§ Assignment:
All entries, exactly as written, should be output again.

§ Data extract:
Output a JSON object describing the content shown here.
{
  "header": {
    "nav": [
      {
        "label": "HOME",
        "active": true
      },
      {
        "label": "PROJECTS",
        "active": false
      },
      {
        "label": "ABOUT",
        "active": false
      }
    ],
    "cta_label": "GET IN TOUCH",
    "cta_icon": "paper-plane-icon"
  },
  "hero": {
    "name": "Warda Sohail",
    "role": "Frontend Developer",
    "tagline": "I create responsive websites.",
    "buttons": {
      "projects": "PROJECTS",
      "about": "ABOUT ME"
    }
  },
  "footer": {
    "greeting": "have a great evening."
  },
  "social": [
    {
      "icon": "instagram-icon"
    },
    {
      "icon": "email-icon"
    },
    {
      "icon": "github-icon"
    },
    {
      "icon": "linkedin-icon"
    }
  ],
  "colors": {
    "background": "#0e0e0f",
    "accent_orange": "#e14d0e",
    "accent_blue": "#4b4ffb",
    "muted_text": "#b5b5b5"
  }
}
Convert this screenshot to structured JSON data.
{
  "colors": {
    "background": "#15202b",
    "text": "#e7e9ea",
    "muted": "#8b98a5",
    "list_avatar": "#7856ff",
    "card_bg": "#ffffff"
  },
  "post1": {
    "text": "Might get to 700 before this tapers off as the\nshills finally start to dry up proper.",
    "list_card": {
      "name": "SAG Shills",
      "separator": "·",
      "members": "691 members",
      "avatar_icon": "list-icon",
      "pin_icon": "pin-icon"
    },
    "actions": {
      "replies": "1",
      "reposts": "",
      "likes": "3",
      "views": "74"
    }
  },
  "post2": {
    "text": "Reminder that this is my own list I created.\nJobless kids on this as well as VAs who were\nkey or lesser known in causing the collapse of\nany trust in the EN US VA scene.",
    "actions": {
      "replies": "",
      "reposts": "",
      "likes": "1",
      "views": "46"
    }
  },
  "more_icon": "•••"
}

§ Reply to the task:
Output a JSON object describing the content shown here.
{
  "header": {
    "nav": [
      {
        "label": "HOME",
        "active": true
      },
      {
        "label": "PROJECTS",
        "active": false
      },
      {
        "label": "ABOUT",
        "active": false
      }
    ],
    "cta_label": "GET IN TOUCH",
    "cta_icon": "paper-plane-icon"
  },
  "hero": {
    "name": "Warda Sohail",
    "role": "Frontend Developer",
    "tagline": "I create responsive websites.",
    "buttons": {
      "projects": "PROJECTS",
      "about": "ABOUT ME"
    }
  },
  "footer": {
    "greeting": "have a great evening."
  },
  "social": [
    {
      "icon": "instagram-icon"
    },
    {
      "icon": "email-icon"
    },
    {
      "icon": "github-icon"
    },
    {
      "icon": "linkedin-icon"
    }
  ],
  "colors": {
    "background": "#0e0e0f",
    "accent_orange": "#e14d0e",
    "accent_blue": "#4b4ffb",
    "muted_text": "#b5b5b5"
  }
}
Convert this screenshot to structured JSON data.
{
  "colors": {
    "background": "#15202b",
    "text": "#e7e9ea",
    "muted": "#8b98a5",
    "list_avatar": "#7856ff",
    "card_bg": "#ffffff"
  },
  "post1": {
    "text": "Might get to 700 before this tapers off as the\nshills finally start to dry up proper.",
    "list_card": {
      "name": "SAG Shills",
      "separator": "·",
      "members": "691 members",
      "avatar_icon": "list-icon",
      "pin_icon": "pin-icon"
    },
    "actions": {
      "replies": "1",
      "reposts": "",
      "likes": "3",
      "views": "74"
    }
  },
  "post2": {
    "text": "Reminder that this is my own list I created.\nJobless kids on this as well as VAs who were\nkey or lesser known in causing the collapse of\nany trust in the EN US VA scene.",
    "actions": {
      "replies": "",
      "reposts": "",
      "likes": "1",
      "views": "46"
    }
  },
  "more_icon": "•••"
}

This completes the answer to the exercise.